Nial Tekin continued this interdisciplinary approach at the Humanities and Social Change Center in Berlin, Germany, by working out the social pathologies of the contemporary world of work and developing a social critique of neoliberalism.
„We are interested in what the workers are actually doing“
Interview with Nial Tekin
Nial, you are a sociologist yourself. Before you came to the Center you conducted field research in Turkish and French car manufacturing plants on experiences of alienation related to new forms of management. To put it in a nutshell: How is alienation experienced today?
Alienation had a long tradition in sociological research.The concept described the experience of meaningless work and the feeling of being powerless in the production process. Its heyday was the analysis of the Taylorian era when the new organization of factories according to the model of the assembly line destroyed the working collectives and social relations among the workers. Today we find the same experiences under neoliberal conditions—now produced by new methods of management: permanent competition, increased workloads, constant performance evaluation, and the exploitation of all efforts by the workers to appropriate the working processes. Paradoxically, it is the discourse of autonomy that results in a situation where prescriptions are endemic and which leads to anxiety and stress. To give you an example: Workers are constantly nudged to overstep rules for the sake of increased production; but at the same time, they are held responsible when their actions result in injuries or accidents. Such paradoxical interpellations entail the deterioration of health, destroy social relations and collectivity at work, and block the desire of the working people.
You have worked with Emmanuel Renault in Paris, so the Center was not your first encounter with discussions dominated by philosophical perspectives.

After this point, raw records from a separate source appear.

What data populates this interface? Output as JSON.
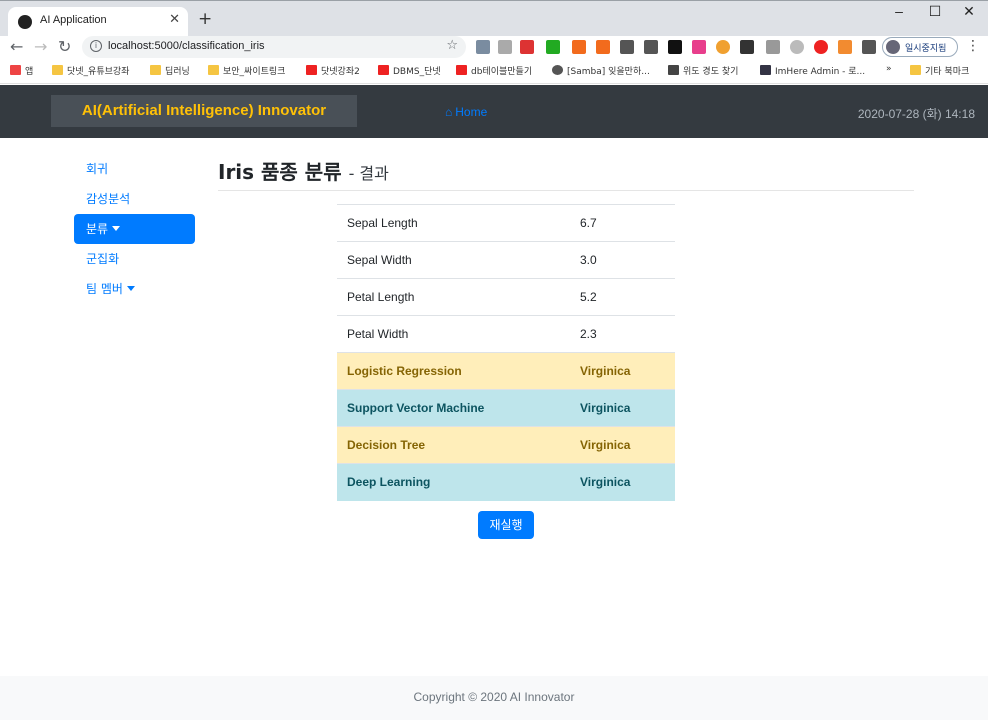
{
  "browser": {
    "tab_title": "AI Application",
    "url": "localhost:5000/classification_iris",
    "profile_name": "일시중지됨",
    "bookmarks": [
      "앱",
      "닷넷_유튜브강좌",
      "딥러닝",
      "보안_싸이트링크",
      "닷넷강좌2",
      "DBMS_단넷",
      "db테이블만들기",
      "[Samba] 잊을만하...",
      "위도 경도 찾기",
      "ImHere Admin - 로...",
      "»",
      "기타 북마크"
    ]
  },
  "navbar": {
    "brand": "AI(Artificial Intelligence) Innovator",
    "home": "Home",
    "datetime": "2020-07-28 (화) 14:18"
  },
  "sidebar": {
    "items": [
      {
        "label": "회귀"
      },
      {
        "label": "감성분석"
      },
      {
        "label": "분류"
      },
      {
        "label": "군집화"
      },
      {
        "label": "팀 멤버"
      }
    ]
  },
  "main": {
    "title": "Iris 품종 분류",
    "subtitle": "- 결과",
    "rows": [
      {
        "label": "Sepal Length",
        "value": "6.7"
      },
      {
        "label": "Sepal Width",
        "value": "3.0"
      },
      {
        "label": "Petal Length",
        "value": "5.2"
      },
      {
        "label": "Petal Width",
        "value": "2.3"
      },
      {
        "label": "Logistic Regression",
        "value": "Virginica"
      },
      {
        "label": "Support Vector Machine",
        "value": "Virginica"
      },
      {
        "label": "Decision Tree",
        "value": "Virginica"
      },
      {
        "label": "Deep Learning",
        "value": "Virginica"
      }
    ],
    "rerun": "재실행"
  },
  "footer": {
    "copyright": "Copyright © 2020 AI Innovator"
  },
  "colors": {
    "navbar": "#343a40",
    "brand_text": "#ffc107",
    "primary": "#007bff",
    "warning_bg": "#ffeeba",
    "info_bg": "#bee5eb"
  }
}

From your experience, what do philosophers miss about alienation in real life?
Philosophers are more interested in epistemological debates: Does alienation presuppose essentialist concepts of man or work or are there pragmatist ways to define the concept? As sociologists, we are more interested in what the workers are actually doing and what strikes them as being harmful. Therefore, we need critical concepts like alienation, which has been absent from recent sociology. Without such critical concepts, we are left with abstract notions like “psychological suffering” to describe the subjective effects of social conditions on individual lives. And such notions tend to reproduce the neoliberal individualization of the harm social structures inflict on individuals. A concept like alienation, on the other hand, helps us to speak about power relations and thereby to re-politicize the experiences of suffering at work. It provides a language for public and sociological debates about the experiences of workers. Alienation in particular helps to express that workers want to have a say on their working conditions and directs our attention to what Isabelle Ferreras called their “critical intuition.”
In the Benjamin Lectures, and also in our preliminary discussions, Axel Honneth attacked the concept of alienation because it tends to romanticize the idea of fulfilment at work. In how far was he able to convince you?
It was interesting for me to see how much Axel Honneth clings to the idea that alienation presupposes a romantic conception of work. I would still say that a lot of sociological evidence—even the evidence he quotes in his impressively detailed description of working conditions—suggests otherwise. Nevertheless, the discussions with him at the Center inspired me to put more emphasis on the link between work, democracy, and alienation. It is important to show that critical concepts serve the cause of social emancipation. And Honneth’s Benjamin Lectures have been especially strong on this point.
It was great to have you at the Center. What will you explore next?
Unfortunately, the future of the empirical projects I would have liked to pursue remains unclear due to the COVID19 situation. I am publishing a few papers in the meantime and have reached out to several editors for the publication of my dissertation thesis. But overall, nothing is really clear at the moment. The good thing about being a sociologist however is that you know precariousness is nothing personal but the result of structural conditions.
Interview conducted by Christian Schmidt
Research stay: October 2020 – July 2021